The Caribbeans also complained about the overpopulation of migrants in the city, lack of work, very high incomes, and discrimination and mistreatment from society.

On August 28, more than half a thousand Haitians, Central Americans, Cubans, Colombians, and Venezuelans decided to leave the city in a caravan, which was violently repressed by the National Institute of Migration and the National Guard until it was dismantled.

Three more caravans, made up of pregnant men and women and others with breastfeeding children, left for the northern border, which were also violently repressed and dismantled.

Other groups traveled to various parts of Chiapas with the consent of the federal government and managed to reach Ciudad Acuña, Coahuila; and on September 21 in a massive way they tried to enter the United States crossing in an area bordering the municipality of Del Río, in Texas; same that were repressed by border agents of the United States.

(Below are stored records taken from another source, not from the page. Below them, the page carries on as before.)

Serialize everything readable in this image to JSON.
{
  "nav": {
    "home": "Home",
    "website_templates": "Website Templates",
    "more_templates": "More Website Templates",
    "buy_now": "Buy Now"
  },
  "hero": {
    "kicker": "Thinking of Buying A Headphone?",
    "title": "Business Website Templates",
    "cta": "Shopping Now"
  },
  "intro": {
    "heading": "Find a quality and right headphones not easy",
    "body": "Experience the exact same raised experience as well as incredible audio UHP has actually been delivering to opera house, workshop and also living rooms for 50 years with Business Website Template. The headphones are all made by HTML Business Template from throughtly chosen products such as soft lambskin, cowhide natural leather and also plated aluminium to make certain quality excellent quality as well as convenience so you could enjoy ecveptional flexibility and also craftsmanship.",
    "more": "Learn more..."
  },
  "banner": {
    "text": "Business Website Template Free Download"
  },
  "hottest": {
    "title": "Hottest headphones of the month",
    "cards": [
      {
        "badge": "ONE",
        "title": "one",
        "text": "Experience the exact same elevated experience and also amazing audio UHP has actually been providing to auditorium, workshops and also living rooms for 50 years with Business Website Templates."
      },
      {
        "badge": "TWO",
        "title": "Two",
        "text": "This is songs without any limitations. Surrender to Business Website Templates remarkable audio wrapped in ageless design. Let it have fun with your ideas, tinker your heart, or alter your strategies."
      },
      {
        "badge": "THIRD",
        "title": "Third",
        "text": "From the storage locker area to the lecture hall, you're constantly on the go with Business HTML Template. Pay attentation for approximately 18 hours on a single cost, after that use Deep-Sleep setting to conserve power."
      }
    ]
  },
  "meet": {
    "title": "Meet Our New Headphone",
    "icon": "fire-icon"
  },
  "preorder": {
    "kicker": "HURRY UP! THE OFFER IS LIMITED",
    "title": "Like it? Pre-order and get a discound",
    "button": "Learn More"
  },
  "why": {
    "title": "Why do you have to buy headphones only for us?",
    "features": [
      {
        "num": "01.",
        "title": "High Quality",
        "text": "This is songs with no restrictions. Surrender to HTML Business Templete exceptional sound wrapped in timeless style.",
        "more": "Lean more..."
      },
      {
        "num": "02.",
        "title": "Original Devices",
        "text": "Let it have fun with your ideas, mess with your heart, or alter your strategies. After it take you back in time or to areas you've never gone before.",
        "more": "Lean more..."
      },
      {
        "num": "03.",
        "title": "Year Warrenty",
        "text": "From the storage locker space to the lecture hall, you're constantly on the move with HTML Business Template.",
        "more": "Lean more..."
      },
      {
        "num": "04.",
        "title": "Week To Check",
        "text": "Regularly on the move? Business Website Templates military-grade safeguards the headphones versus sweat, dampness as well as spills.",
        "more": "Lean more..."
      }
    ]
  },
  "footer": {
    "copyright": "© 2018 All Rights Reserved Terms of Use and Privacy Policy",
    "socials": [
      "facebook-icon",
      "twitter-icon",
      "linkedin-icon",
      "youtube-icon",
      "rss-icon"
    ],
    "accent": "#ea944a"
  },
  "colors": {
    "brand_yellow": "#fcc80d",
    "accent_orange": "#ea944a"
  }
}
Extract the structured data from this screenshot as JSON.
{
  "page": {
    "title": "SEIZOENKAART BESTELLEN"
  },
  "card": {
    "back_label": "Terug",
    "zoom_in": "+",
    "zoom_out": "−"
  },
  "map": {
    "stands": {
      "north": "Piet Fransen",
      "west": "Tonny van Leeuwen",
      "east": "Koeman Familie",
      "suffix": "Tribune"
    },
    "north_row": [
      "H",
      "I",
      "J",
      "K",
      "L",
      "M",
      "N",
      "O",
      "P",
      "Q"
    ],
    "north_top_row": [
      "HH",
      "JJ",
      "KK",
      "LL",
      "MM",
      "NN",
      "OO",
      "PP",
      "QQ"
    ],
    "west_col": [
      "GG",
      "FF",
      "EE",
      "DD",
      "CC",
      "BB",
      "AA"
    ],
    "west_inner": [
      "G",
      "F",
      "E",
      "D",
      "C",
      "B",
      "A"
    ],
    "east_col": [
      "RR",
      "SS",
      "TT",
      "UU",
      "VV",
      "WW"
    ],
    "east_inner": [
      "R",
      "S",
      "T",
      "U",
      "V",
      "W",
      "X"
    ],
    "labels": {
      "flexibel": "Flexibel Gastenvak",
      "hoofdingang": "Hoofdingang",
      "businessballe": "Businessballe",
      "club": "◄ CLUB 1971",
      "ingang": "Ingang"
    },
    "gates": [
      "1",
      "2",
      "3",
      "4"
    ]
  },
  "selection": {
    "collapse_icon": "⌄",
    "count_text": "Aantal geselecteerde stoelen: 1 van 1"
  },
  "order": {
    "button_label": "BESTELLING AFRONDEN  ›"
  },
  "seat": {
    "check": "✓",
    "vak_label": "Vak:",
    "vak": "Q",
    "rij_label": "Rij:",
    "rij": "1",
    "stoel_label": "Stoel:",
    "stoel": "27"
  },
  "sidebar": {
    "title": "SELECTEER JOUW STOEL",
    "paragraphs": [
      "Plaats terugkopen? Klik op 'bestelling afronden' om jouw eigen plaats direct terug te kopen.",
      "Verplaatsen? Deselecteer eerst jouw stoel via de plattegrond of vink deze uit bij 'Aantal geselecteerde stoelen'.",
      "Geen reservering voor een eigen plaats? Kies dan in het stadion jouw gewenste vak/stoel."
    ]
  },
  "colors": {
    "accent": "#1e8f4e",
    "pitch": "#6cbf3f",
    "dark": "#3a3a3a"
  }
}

The wave of migrants from Haiti continues to arrive in Tapachula with the support of human traffickers who, in Tecún Umán, Guatemala, charge them $ 300 to give them a place to sleep, food, and the crossing into Mexican territory.

While, for another similar amount, the “polleros” offer to transfer them to Tapachula, taking them along dirt roads and lost points, to evade immigration surveillance.

Activists announced on October 24 the departure of a large caravan from this city, with or without papers, to Mexico City.

Mexico Daily Post